The same supply constraints that have buoyed San Francisco’s condo market amid the pandemic could also be a lifeline for Oakland’s.
Though Oakland remains a stronghold for Bay Area apartment growth, condos in the East Bay have been a much different story. Oakland and Emeryville saw a combined 246 condo deliveries in 2019, a fraction of the nearly 2,500 new apartments that came online last year, according to Polaris Pacific research.
That lopsidedness is expected to continue, which will serve current condo sellers well, Polaris Pacific partner Paul Zeger said.
“The reality of the East Bay right now is there’s a much smaller pipeline of new condominium developments,” he said. “Most of the product being delivered in Oakland in the near future will be apartments.”
Like with apartments in San Francisco, apartments in Oakland have tended to be more financially feasible for builders than condos, according to Zeger. While REITs and other national developers that build many of Oakland’s new apartments often accept single-digit returns, condo builders are still looking to get returns well into the double digits, a task made challenging by the Bay Area’s ever-growing construction costs.
“Right now, you pretty much have to get $1,100 or $1,200 per SF to justify new concrete construction in the East Bay,” Zeger said. “And right now the market is probably more in the $1K to $1,100 SF range, which means you’re not generating a lot of new product.”
As of June, Oakland had 353 condos approved or under construction versus 12,209 such apartments, Polaris Pacific’s latest report shows. All told, Oakland and Emeryville currently have 127 new condos on the market spread across three projects.
One of those projects, The Pauls Corp.’s 901 Jefferson, hit the market in May with 75 new residences, two of which were under contract as of last month, with sales being led by Polaris Pacific.

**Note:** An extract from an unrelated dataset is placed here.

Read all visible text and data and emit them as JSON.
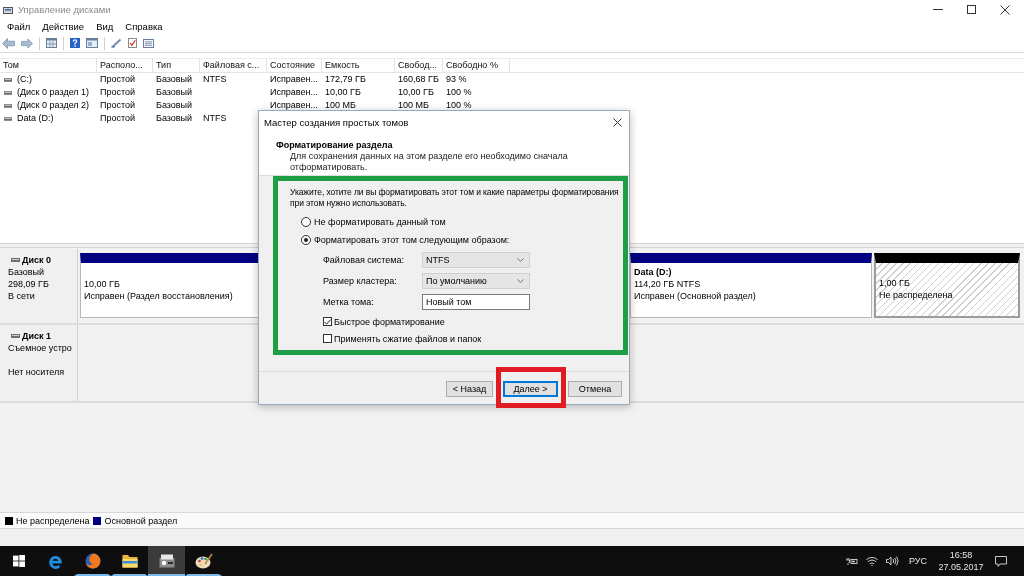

The other two projects with new available units, City Ventures‘ Ice House community in West Oakland and Discovery Builders‘ Skyview community in the Oakland Hills, hit the market in 2018 and have 24% and 40% of their residences available, respectively, according to Polaris Pacific’s June report.
Oakland’s median condo price during a three-month period ending May 31 was $625K, according to Polaris Pacific.